The fare program is available to students ages 13-25 with a valid student ID.

They will receive 15 percent off the lowest Value or Flexible Fare when making reservations on the Amtrak website at Amtrak.com/MidwestStudentDiscount or by entering Promo Code V307 at time of purchase.

The fares are available on the Illini, Saluki, Illinois Zephyr, Carl Sandburg, Lincoln Service, Hoosier State, Wolverine Service, Blue Water, Pere Marquette, Missouri River Runner and Hiawatha Service trains.

Student discount fares are also available with Amtrak Thruway buses associated with these trains, all of which are funded by the state departments of transportation of Illinois, Indiana, Michigan, Wisconsin and Missouri.

Late Night Concert Venue Service Set

May 15, 2018

Amtrak’s Pacific Surfliner will offer late night service to patrons attending events at the FivePoint Amphitheatre in Irvine, California.

The specials will operate through Sept. 30 on select concert dates. The concert venue is located adjacent to Amtrak’s Irvine station.

Passengers who present a valid Pacific Surfliner ticket at the gate will receive expedited entry to the venue.

The late night service will operate from Irvine to Los Angeles and San Diego with trains departing approximately 20 minutes after most concerts.

Northbound No. 597 will depart Irvine at 11:20 p.m. en route to Santa Ana, Anaheim, Fullerton and Los Angeles.

The final southbound, No. 796, will depart Irvine at 11:19 p.m. en route to San Juan Capistrano, Oceanside, Solana Beach and San Diego.

For more information, including a full list of concerts, promotional fares and detailed train schedules, visit www.pacificsurfliner.com/livenation

NEC Wi-Fi Getting an Upgrade

May 15, 2018

Amtrak is upgrading Wi-Fi service in the Northeast Corridor by installing new equipment on its passenger cars.

In a news release, the carrier said the upgrades will provide a more reliable and easier connection to high-speed broadband.

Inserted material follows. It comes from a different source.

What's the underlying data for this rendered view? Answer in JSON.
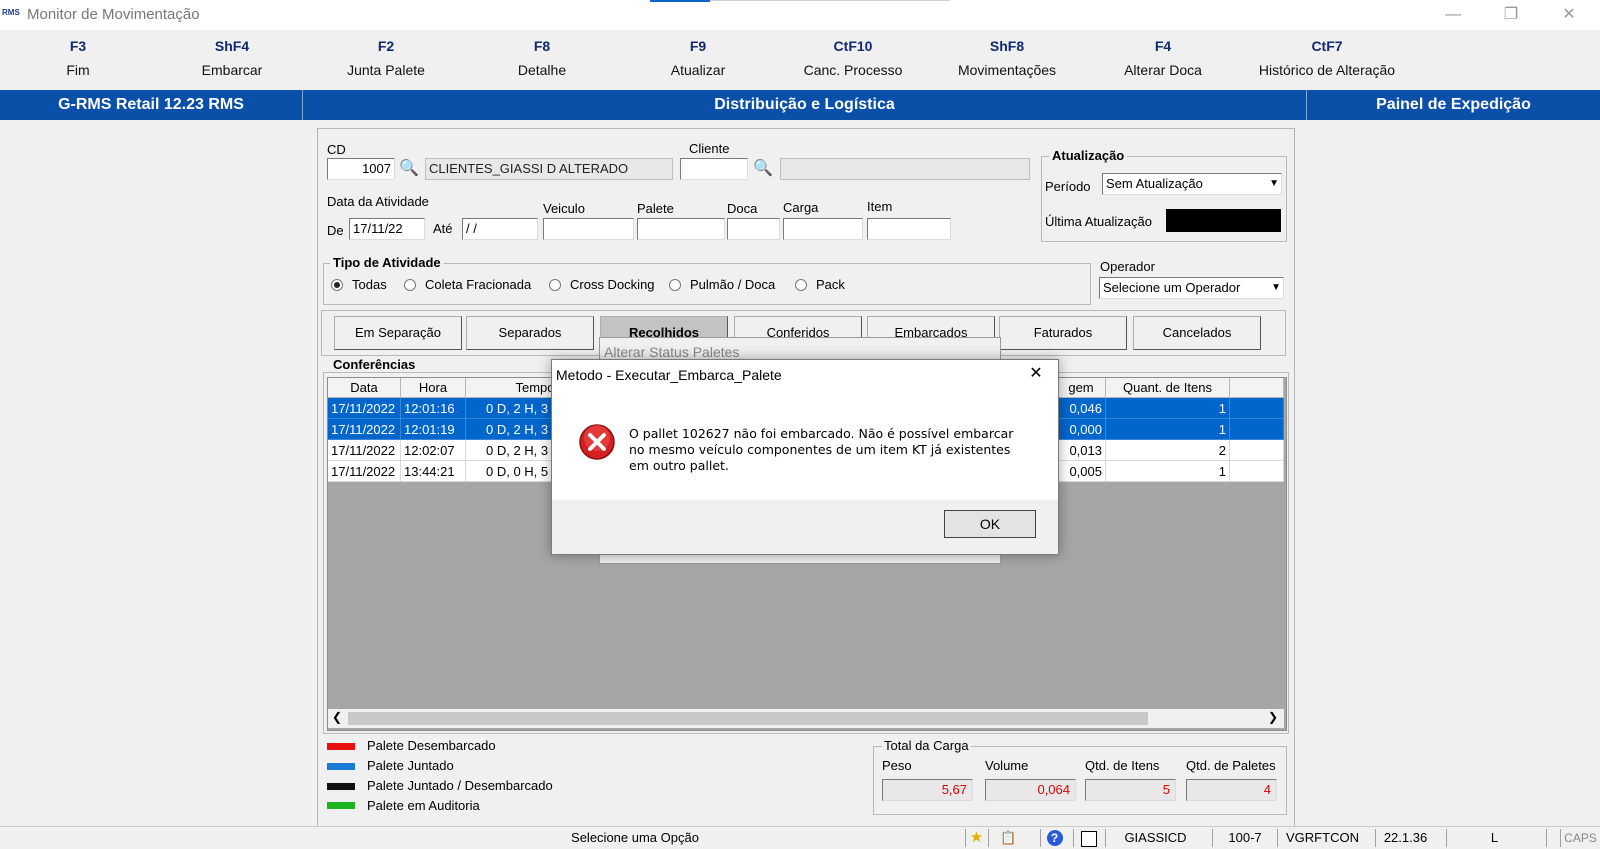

The cars will receive upgraded processors and modem cards, and new antennas that will improve speed.

Amtrak said this will allow for quicker loading times for webpages and other content, the ability to send and receive files faster, and improved video streaming and audio performance.

The carrier said that passengers cars used by Acela Express trains are already benefiting from performance tuning, including improved stability and reliability of VPN connections for passengers accessing corporate networks.

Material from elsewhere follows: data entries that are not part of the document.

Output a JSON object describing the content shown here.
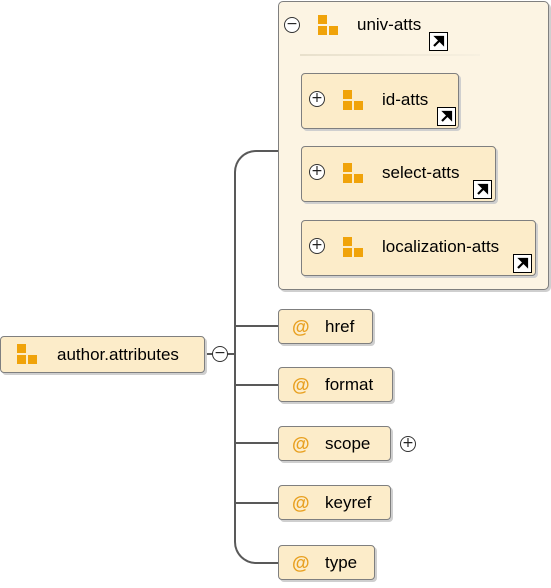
{
  "root": {
    "label": "author.attributes",
    "collapse_symbol": "−"
  },
  "group": {
    "label": "univ-atts",
    "collapse_symbol": "−",
    "children": [
      {
        "label": "id-atts",
        "expand_symbol": "+"
      },
      {
        "label": "select-atts",
        "expand_symbol": "+"
      },
      {
        "label": "localization-atts",
        "expand_symbol": "+"
      }
    ]
  },
  "attributes": [
    {
      "symbol": "@",
      "label": "href"
    },
    {
      "symbol": "@",
      "label": "format"
    },
    {
      "symbol": "@",
      "label": "scope",
      "expand_symbol": "+"
    },
    {
      "symbol": "@",
      "label": "keyref"
    },
    {
      "symbol": "@",
      "label": "type"
    }
  ],
  "icons": {
    "group": "attribute-group-icon",
    "attribute": "attribute-at-icon",
    "link": "external-link-icon"
  },
  "colors": {
    "box_fill": "#fcecc9",
    "group_fill": "#fcf4e3",
    "icon_orange": "#f0a30a",
    "at_color": "#e8a020",
    "border": "#7f7f7f",
    "connector": "#595959"
  }
}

Later this summer, Amtrak will roll out a new, simplified Wi-Fi home page.

Amtrak said that on average, there are 20,000 Wi-Fi sessions daily on NEC trains with more than 70 percent of devices aboard Acela trains connected to Amtrak’s Wi-Fi network.

The average session time on Northeast Regional trains is 1 hour, 41 minutes, while on Acela it is 2 hours and 9 minutes.

Amtrak is also upgrading Wi-Fi at 29 stations throughout its national network.

Acela Trainsets Getting Refurbished

May 15, 2018

Amtrak plans to refurbish the interiors of its 20 Acela Express trainsets over the next 10 months.

The program will involve 100 cars and 6,080 seats with each receiving new cushions and covers for all business class and first-class seats, new carpeting for the aisle runner and a deep clean. The project will cost more than $4 million.

The first refurbished trainset will enter revenue service this month with two train sets per month being renovated and returned to service.

In a news release Amtrak said schedules will no change during the program.

Materials from the existing Acela cushions and covers will recycled and turned into carpet padding while the leather will be recycled into handbags, wallets and other consumer goods.

Amtrak is in the process of acquiring new equipment for Acela Express service with the first prototype expected to begin testing next year.

The first new trainset is expected to start revenue service in 2019 and all existing Acela Express trainsets are expected to be retired in early 2022.